A vigilance court in Thiruvananthapuram on Wednesday posted the trial in the multi-crore palmolein import case, involving Central Vigilance Commissioner P.J. Thomas, to January 25.
The Kerala government's legal advisor informed the trial court that the official communication from the Supreme Court, which had on Tuesday vacated a stay on the trial (See: Supreme Court clears way for trial of CVC chief in Kerala), was still awaited.
Key documents relating to the 10-year case were also with the apex court in Delhi and would take time to reach the state capital, it was argued.
Kerala's vigilance and anti-corruption bureau filed a charge-sheet in the trial court in 2003 against Thomas and seven other persons - including former state chief minister K. Karunakaran - accusing them of causing a loss of Rs2.32 crore to the state exchequer, while importing 15,000 tonnes of palmolein oil from a Singapore firm.
Karunakaran - who died last month - was the Congress chief minister in 1991 when the oil was imported by the state government and Thomas was the food secretary and member of the Kerala State Civil Supplies Corporation Board. Both Karunakaran and Thomas accused the Left front government of political victimisation and claimed their innocence.
Karunakaran also filed an appeal in the Supreme Court in 2007, and obtained a stay on the proceedings in the trial court in the state capital. Following his death, the court vacated the stay.
The opposition parties, led by the Bharatiya Janata Party (BJP), have been gunning for Thomas ever since he was appointed to the top vigilance post in Delhi. The ruling United Progressive Alliance government has, however, defended him strongly.
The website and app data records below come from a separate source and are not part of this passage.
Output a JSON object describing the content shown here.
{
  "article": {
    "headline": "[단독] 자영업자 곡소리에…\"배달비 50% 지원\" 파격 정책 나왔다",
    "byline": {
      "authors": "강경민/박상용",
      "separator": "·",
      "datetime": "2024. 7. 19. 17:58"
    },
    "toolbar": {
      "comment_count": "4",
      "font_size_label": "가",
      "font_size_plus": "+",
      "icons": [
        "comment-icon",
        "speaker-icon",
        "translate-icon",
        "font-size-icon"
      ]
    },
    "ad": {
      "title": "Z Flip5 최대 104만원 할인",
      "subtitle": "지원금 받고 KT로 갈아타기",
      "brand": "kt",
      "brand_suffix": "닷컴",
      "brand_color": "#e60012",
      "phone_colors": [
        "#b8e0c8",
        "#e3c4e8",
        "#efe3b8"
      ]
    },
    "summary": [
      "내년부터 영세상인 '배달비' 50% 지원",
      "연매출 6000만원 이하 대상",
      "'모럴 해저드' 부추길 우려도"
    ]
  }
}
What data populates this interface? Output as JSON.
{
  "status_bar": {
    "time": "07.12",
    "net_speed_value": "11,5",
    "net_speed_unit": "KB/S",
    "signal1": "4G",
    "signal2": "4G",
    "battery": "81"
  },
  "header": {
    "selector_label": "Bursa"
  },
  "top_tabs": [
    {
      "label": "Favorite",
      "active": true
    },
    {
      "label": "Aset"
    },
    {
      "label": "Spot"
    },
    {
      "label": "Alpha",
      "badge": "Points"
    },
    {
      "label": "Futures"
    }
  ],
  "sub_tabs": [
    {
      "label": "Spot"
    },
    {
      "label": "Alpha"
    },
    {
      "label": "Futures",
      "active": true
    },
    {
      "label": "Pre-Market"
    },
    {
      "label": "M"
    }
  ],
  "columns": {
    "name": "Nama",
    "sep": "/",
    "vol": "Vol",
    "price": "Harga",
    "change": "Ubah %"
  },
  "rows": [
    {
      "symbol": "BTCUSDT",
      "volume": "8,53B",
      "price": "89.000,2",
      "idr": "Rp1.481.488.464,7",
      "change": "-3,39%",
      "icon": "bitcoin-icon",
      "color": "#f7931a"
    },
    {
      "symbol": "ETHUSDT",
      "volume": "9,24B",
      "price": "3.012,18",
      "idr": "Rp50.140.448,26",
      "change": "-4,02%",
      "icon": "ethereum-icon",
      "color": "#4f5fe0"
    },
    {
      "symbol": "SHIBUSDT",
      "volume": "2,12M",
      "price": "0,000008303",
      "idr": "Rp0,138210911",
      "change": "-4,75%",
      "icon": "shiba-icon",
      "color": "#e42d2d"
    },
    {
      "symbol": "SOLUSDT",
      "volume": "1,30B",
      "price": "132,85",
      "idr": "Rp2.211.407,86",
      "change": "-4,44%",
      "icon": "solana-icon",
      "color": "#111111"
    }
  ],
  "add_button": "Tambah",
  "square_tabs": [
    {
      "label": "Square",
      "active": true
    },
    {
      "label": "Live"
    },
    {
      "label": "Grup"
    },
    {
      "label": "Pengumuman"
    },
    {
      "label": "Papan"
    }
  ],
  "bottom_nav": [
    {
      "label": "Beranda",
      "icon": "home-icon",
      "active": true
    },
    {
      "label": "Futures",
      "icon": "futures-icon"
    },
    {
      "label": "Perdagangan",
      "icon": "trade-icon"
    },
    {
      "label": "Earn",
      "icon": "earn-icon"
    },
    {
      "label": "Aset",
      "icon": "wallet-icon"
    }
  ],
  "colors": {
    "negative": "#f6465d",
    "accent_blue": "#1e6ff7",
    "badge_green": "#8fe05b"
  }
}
The Centre for Public Interest Litigation had filed an affidavit in the Supreme Court questioning his appointment as the CVC chief. According to the NGO, the government has established guidelines that prohibit the promotion of officers against whom a criminal charge-sheet is pending.